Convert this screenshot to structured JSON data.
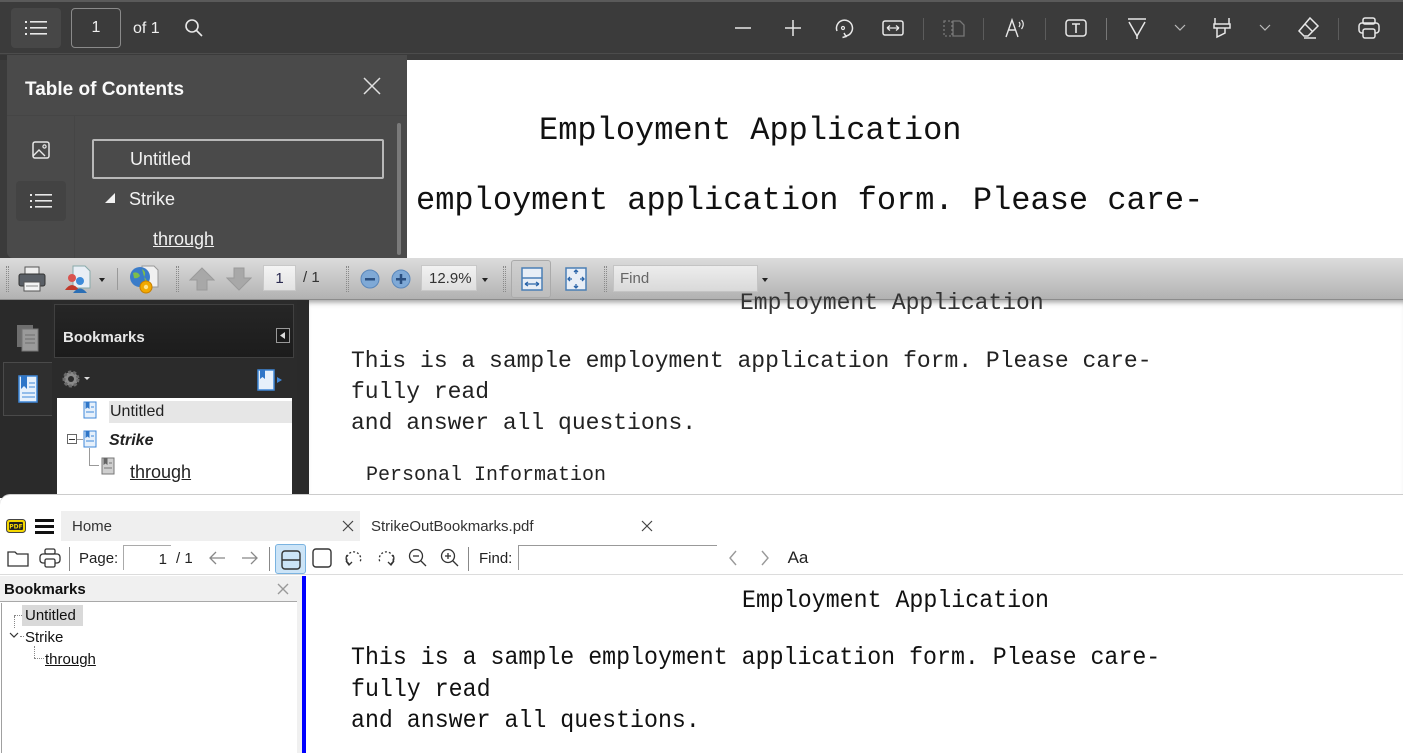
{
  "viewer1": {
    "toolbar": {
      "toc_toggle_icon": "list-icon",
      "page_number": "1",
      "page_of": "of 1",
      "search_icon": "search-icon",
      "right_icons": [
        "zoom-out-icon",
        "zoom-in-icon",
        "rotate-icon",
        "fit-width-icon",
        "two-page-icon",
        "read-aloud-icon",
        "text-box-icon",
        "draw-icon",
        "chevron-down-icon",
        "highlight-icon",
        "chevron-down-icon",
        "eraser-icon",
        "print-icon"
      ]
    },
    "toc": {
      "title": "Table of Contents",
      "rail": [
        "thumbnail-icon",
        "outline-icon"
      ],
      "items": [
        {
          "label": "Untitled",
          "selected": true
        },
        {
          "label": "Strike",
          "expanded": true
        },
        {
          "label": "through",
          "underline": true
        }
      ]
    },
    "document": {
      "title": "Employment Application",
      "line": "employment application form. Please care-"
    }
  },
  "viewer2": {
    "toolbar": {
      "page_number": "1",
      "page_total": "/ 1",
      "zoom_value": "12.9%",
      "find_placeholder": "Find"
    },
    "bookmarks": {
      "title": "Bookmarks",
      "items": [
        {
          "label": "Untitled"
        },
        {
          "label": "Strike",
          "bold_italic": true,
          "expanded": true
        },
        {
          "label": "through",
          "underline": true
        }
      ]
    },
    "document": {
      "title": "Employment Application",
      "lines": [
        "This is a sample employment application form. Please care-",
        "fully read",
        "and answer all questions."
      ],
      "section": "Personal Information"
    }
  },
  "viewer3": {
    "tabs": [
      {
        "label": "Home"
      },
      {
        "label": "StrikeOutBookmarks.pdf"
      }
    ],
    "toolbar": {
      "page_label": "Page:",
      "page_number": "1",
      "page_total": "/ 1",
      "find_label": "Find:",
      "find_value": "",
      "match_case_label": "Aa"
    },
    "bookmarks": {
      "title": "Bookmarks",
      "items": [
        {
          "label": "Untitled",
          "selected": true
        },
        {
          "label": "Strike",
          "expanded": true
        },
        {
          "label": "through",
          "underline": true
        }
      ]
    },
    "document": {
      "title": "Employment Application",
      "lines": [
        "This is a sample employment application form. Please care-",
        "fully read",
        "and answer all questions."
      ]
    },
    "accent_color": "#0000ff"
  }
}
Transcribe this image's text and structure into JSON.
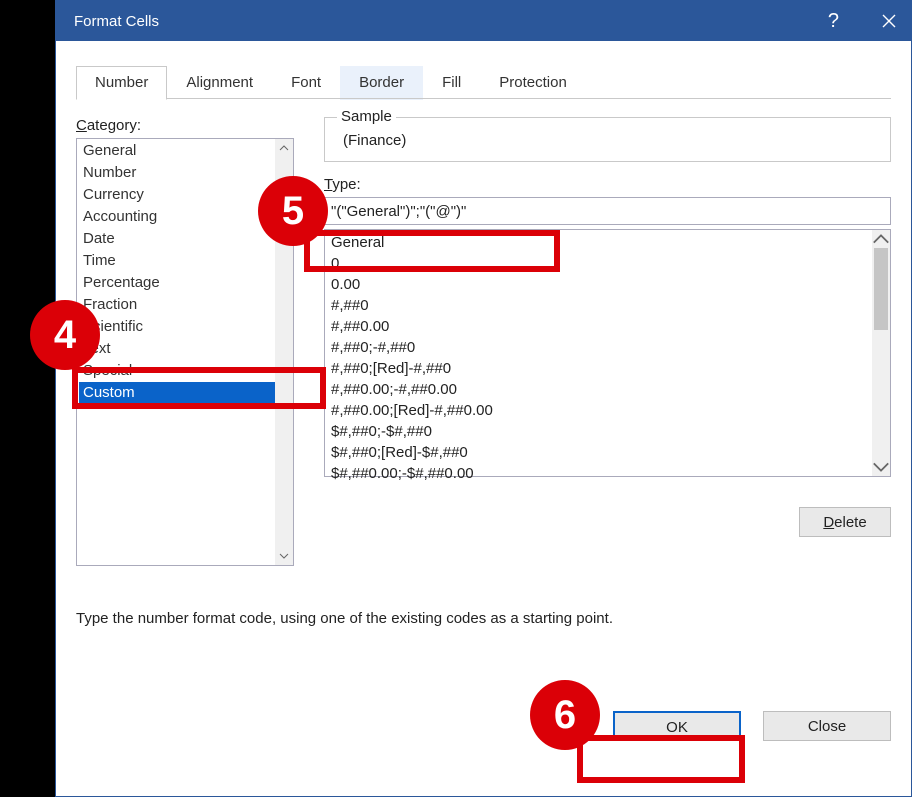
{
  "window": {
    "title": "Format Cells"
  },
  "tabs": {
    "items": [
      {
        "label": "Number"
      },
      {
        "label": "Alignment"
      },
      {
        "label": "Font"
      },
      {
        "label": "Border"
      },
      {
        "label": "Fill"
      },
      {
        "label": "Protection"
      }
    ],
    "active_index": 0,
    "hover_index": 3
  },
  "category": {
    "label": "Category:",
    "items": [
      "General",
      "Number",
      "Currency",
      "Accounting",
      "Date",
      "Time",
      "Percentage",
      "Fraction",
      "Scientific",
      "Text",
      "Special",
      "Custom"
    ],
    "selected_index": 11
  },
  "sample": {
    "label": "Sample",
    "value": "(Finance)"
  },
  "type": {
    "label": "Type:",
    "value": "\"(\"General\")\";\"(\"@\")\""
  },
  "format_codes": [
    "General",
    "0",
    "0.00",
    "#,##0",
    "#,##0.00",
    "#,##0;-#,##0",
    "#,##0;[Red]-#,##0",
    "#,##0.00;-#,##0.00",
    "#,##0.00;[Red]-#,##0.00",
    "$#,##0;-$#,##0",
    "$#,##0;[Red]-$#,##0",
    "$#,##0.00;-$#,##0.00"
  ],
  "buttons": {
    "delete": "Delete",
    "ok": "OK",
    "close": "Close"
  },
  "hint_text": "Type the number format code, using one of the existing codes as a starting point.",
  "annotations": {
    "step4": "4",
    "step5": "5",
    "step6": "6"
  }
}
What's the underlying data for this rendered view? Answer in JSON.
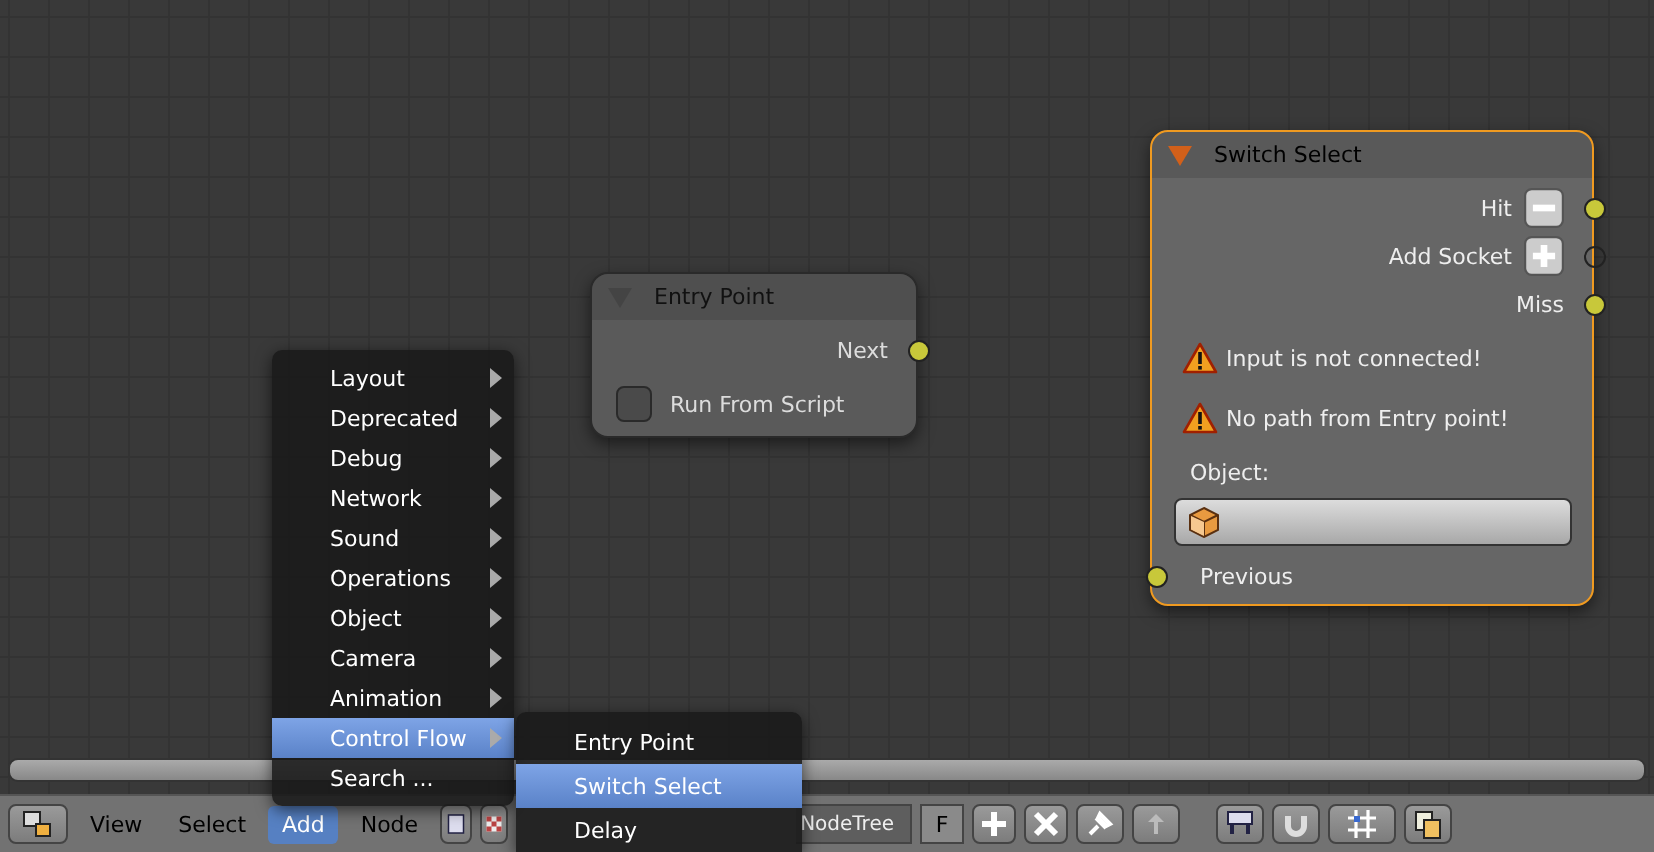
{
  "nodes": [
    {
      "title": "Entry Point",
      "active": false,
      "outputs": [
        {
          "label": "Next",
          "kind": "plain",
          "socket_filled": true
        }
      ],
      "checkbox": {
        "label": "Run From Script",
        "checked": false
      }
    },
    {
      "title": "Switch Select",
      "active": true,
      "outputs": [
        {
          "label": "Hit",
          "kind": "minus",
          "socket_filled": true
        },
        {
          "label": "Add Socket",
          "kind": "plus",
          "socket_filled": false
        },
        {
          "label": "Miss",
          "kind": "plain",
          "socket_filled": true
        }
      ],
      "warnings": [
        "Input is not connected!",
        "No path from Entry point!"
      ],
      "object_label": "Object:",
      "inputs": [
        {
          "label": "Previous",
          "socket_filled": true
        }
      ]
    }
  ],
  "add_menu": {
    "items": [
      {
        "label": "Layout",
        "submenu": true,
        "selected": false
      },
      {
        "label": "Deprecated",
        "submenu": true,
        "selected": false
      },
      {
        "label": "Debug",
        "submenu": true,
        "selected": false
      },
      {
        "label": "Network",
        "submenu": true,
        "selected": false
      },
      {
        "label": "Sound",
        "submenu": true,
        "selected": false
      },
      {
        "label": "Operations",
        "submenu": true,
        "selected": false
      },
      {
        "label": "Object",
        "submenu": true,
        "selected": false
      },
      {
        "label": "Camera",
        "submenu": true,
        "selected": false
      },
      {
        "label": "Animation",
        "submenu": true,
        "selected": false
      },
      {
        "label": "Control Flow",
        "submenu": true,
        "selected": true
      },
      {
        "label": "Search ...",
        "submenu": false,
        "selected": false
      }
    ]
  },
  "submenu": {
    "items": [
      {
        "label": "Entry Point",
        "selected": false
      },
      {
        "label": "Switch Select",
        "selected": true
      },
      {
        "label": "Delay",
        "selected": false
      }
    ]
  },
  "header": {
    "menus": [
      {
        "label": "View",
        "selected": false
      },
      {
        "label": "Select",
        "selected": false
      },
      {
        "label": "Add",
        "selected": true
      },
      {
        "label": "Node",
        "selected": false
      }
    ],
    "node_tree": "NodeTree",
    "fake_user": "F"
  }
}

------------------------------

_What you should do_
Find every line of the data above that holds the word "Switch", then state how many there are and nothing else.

_Response_
2